* What to work on
Each line of the data must be reproduced as it appears.

Data records for software interfaces

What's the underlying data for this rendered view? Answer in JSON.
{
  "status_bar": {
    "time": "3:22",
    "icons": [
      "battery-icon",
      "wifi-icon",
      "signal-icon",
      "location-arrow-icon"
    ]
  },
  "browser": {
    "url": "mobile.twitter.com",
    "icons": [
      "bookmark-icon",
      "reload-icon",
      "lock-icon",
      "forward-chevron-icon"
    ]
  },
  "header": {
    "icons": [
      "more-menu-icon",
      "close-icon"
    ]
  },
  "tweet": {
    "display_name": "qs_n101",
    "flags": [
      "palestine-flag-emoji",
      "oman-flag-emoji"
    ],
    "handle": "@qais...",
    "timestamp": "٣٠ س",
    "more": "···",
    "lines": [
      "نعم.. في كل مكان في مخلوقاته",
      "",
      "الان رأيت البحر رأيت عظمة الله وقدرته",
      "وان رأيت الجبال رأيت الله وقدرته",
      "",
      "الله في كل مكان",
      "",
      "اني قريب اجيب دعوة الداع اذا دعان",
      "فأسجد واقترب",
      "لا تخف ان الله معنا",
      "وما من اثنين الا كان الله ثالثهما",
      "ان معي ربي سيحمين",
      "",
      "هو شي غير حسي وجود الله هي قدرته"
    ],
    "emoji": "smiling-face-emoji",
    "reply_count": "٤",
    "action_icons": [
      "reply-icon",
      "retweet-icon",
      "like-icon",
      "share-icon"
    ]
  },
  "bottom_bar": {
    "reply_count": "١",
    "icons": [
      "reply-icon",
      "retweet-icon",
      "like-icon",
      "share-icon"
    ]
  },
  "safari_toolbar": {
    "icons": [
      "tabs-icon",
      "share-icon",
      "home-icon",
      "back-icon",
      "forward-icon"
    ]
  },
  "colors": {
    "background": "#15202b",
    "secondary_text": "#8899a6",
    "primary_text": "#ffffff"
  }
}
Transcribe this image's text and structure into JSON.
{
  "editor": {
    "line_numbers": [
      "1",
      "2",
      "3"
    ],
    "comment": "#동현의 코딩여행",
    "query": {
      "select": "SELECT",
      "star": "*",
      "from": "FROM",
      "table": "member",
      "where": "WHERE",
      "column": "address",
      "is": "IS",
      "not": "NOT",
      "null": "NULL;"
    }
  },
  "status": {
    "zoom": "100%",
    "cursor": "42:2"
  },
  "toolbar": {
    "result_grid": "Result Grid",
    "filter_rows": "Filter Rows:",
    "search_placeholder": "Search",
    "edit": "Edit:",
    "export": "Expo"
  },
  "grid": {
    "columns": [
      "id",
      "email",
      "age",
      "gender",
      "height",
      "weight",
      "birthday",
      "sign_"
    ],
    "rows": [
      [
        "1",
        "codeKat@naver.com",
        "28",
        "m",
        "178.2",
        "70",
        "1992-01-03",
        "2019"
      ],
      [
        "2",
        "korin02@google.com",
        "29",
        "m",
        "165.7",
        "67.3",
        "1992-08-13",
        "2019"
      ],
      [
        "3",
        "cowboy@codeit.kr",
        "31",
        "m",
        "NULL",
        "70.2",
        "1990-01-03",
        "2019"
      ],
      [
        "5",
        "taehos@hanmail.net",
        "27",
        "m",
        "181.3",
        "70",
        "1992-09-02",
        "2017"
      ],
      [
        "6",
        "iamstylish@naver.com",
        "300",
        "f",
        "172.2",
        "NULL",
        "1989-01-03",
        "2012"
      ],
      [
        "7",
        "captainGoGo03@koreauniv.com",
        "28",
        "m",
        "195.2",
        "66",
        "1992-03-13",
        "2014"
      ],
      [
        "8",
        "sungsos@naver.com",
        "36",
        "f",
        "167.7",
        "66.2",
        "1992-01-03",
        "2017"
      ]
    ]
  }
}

* Answer to this problem
What's the underlying data for this rendered view? Answer in JSON.
{
  "status_bar": {
    "time": "3:22",
    "icons": [
      "battery-icon",
      "wifi-icon",
      "signal-icon",
      "location-arrow-icon"
    ]
  },
  "browser": {
    "url": "mobile.twitter.com",
    "icons": [
      "bookmark-icon",
      "reload-icon",
      "lock-icon",
      "forward-chevron-icon"
    ]
  },
  "header": {
    "icons": [
      "more-menu-icon",
      "close-icon"
    ]
  },
  "tweet": {
    "display_name": "qs_n101",
    "flags": [
      "palestine-flag-emoji",
      "oman-flag-emoji"
    ],
    "handle": "@qais...",
    "timestamp": "٣٠ س",
    "more": "···",
    "lines": [
      "نعم.. في كل مكان في مخلوقاته",
      "",
      "الان رأيت البحر رأيت عظمة الله وقدرته",
      "وان رأيت الجبال رأيت الله وقدرته",
      "",
      "الله في كل مكان",
      "",
      "اني قريب اجيب دعوة الداع اذا دعان",
      "فأسجد واقترب",
      "لا تخف ان الله معنا",
      "وما من اثنين الا كان الله ثالثهما",
      "ان معي ربي سيحمين",
      "",
      "هو شي غير حسي وجود الله هي قدرته"
    ],
    "emoji": "smiling-face-emoji",
    "reply_count": "٤",
    "action_icons": [
      "reply-icon",
      "retweet-icon",
      "like-icon",
      "share-icon"
    ]
  },
  "bottom_bar": {
    "reply_count": "١",
    "icons": [
      "reply-icon",
      "retweet-icon",
      "like-icon",
      "share-icon"
    ]
  },
  "safari_toolbar": {
    "icons": [
      "tabs-icon",
      "share-icon",
      "home-icon",
      "back-icon",
      "forward-icon"
    ]
  },
  "colors": {
    "background": "#15202b",
    "secondary_text": "#8899a6",
    "primary_text": "#ffffff"
  }
}
Transcribe this image's text and structure into JSON.
{
  "editor": {
    "line_numbers": [
      "1",
      "2",
      "3"
    ],
    "comment": "#동현의 코딩여행",
    "query": {
      "select": "SELECT",
      "star": "*",
      "from": "FROM",
      "table": "member",
      "where": "WHERE",
      "column": "address",
      "is": "IS",
      "not": "NOT",
      "null": "NULL;"
    }
  },
  "status": {
    "zoom": "100%",
    "cursor": "42:2"
  },
  "toolbar": {
    "result_grid": "Result Grid",
    "filter_rows": "Filter Rows:",
    "search_placeholder": "Search",
    "edit": "Edit:",
    "export": "Expo"
  },
  "grid": {
    "columns": [
      "id",
      "email",
      "age",
      "gender",
      "height",
      "weight",
      "birthday",
      "sign_"
    ],
    "rows": [
      [
        "1",
        "codeKat@naver.com",
        "28",
        "m",
        "178.2",
        "70",
        "1992-01-03",
        "2019"
      ],
      [
        "2",
        "korin02@google.com",
        "29",
        "m",
        "165.7",
        "67.3",
        "1992-08-13",
        "2019"
      ],
      [
        "3",
        "cowboy@codeit.kr",
        "31",
        "m",
        "NULL",
        "70.2",
        "1990-01-03",
        "2019"
      ],
      [
        "5",
        "taehos@hanmail.net",
        "27",
        "m",
        "181.3",
        "70",
        "1992-09-02",
        "2017"
      ],
      [
        "6",
        "iamstylish@naver.com",
        "300",
        "f",
        "172.2",
        "NULL",
        "1989-01-03",
        "2012"
      ],
      [
        "7",
        "captainGoGo03@koreauniv.com",
        "28",
        "m",
        "195.2",
        "66",
        "1992-03-13",
        "2014"
      ],
      [
        "8",
        "sungsos@naver.com",
        "36",
        "f",
        "167.7",
        "66.2",
        "1992-01-03",
        "2017"
      ]
    ]
  }
}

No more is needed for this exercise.